SOURCE DATA:
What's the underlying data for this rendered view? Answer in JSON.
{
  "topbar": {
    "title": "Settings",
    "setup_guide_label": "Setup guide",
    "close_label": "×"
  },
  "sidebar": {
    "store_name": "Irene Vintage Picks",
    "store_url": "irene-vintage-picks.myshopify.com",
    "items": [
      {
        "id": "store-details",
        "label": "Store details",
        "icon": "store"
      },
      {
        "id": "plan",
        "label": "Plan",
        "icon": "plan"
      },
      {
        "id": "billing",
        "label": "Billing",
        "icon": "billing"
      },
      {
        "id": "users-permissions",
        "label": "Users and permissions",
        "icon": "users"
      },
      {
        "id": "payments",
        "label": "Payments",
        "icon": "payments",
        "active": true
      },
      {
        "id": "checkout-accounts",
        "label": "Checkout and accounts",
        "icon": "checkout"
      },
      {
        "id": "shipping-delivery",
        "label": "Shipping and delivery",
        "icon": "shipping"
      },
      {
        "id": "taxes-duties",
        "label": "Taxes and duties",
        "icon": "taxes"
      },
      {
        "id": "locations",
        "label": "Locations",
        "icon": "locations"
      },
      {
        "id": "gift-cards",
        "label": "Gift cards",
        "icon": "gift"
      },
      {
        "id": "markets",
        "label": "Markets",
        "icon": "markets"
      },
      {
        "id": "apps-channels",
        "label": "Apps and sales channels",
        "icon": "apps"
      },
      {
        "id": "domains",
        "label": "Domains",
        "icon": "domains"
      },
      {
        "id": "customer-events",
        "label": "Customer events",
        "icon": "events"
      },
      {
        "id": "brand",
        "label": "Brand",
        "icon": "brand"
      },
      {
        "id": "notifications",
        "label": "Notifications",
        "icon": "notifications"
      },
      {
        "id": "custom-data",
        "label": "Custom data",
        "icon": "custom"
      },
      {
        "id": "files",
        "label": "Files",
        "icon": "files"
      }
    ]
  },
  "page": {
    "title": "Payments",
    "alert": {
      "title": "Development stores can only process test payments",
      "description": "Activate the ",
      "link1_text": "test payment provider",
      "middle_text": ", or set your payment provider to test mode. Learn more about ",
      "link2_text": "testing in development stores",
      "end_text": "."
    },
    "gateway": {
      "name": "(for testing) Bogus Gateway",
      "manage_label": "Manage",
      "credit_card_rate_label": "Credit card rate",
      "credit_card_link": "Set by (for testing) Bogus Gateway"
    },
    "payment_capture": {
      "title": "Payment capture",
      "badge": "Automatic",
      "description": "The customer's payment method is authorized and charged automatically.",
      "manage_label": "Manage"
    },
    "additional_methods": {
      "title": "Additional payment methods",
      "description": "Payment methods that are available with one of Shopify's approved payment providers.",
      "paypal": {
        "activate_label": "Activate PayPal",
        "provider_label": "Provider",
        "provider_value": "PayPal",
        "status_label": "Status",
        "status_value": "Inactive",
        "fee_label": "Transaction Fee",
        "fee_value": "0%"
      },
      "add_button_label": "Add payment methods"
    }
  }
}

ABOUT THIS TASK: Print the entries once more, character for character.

TASK ANSWER:
What's the underlying data for this rendered view? Answer in JSON.
{
  "topbar": {
    "title": "Settings",
    "setup_guide_label": "Setup guide",
    "close_label": "×"
  },
  "sidebar": {
    "store_name": "Irene Vintage Picks",
    "store_url": "irene-vintage-picks.myshopify.com",
    "items": [
      {
        "id": "store-details",
        "label": "Store details",
        "icon": "store"
      },
      {
        "id": "plan",
        "label": "Plan",
        "icon": "plan"
      },
      {
        "id": "billing",
        "label": "Billing",
        "icon": "billing"
      },
      {
        "id": "users-permissions",
        "label": "Users and permissions",
        "icon": "users"
      },
      {
        "id": "payments",
        "label": "Payments",
        "icon": "payments",
        "active": true
      },
      {
        "id": "checkout-accounts",
        "label": "Checkout and accounts",
        "icon": "checkout"
      },
      {
        "id": "shipping-delivery",
        "label": "Shipping and delivery",
        "icon": "shipping"
      },
      {
        "id": "taxes-duties",
        "label": "Taxes and duties",
        "icon": "taxes"
      },
      {
        "id": "locations",
        "label": "Locations",
        "icon": "locations"
      },
      {
        "id": "gift-cards",
        "label": "Gift cards",
        "icon": "gift"
      },
      {
        "id": "markets",
        "label": "Markets",
        "icon": "markets"
      },
      {
        "id": "apps-channels",
        "label": "Apps and sales channels",
        "icon": "apps"
      },
      {
        "id": "domains",
        "label": "Domains",
        "icon": "domains"
      },
      {
        "id": "customer-events",
        "label": "Customer events",
        "icon": "events"
      },
      {
        "id": "brand",
        "label": "Brand",
        "icon": "brand"
      },
      {
        "id": "notifications",
        "label": "Notifications",
        "icon": "notifications"
      },
      {
        "id": "custom-data",
        "label": "Custom data",
        "icon": "custom"
      },
      {
        "id": "files",
        "label": "Files",
        "icon": "files"
      }
    ]
  },
  "page": {
    "title": "Payments",
    "alert": {
      "title": "Development stores can only process test payments",
      "description": "Activate the ",
      "link1_text": "test payment provider",
      "middle_text": ", or set your payment provider to test mode. Learn more about ",
      "link2_text": "testing in development stores",
      "end_text": "."
    },
    "gateway": {
      "name": "(for testing) Bogus Gateway",
      "manage_label": "Manage",
      "credit_card_rate_label": "Credit card rate",
      "credit_card_link": "Set by (for testing) Bogus Gateway"
    },
    "payment_capture": {
      "title": "Payment capture",
      "badge": "Automatic",
      "description": "The customer's payment method is authorized and charged automatically.",
      "manage_label": "Manage"
    },
    "additional_methods": {
      "title": "Additional payment methods",
      "description": "Payment methods that are available with one of Shopify's approved payment providers.",
      "paypal": {
        "activate_label": "Activate PayPal",
        "provider_label": "Provider",
        "provider_value": "PayPal",
        "status_label": "Status",
        "status_value": "Inactive",
        "fee_label": "Transaction Fee",
        "fee_value": "0%"
      },
      "add_button_label": "Add payment methods"
    }
  }
}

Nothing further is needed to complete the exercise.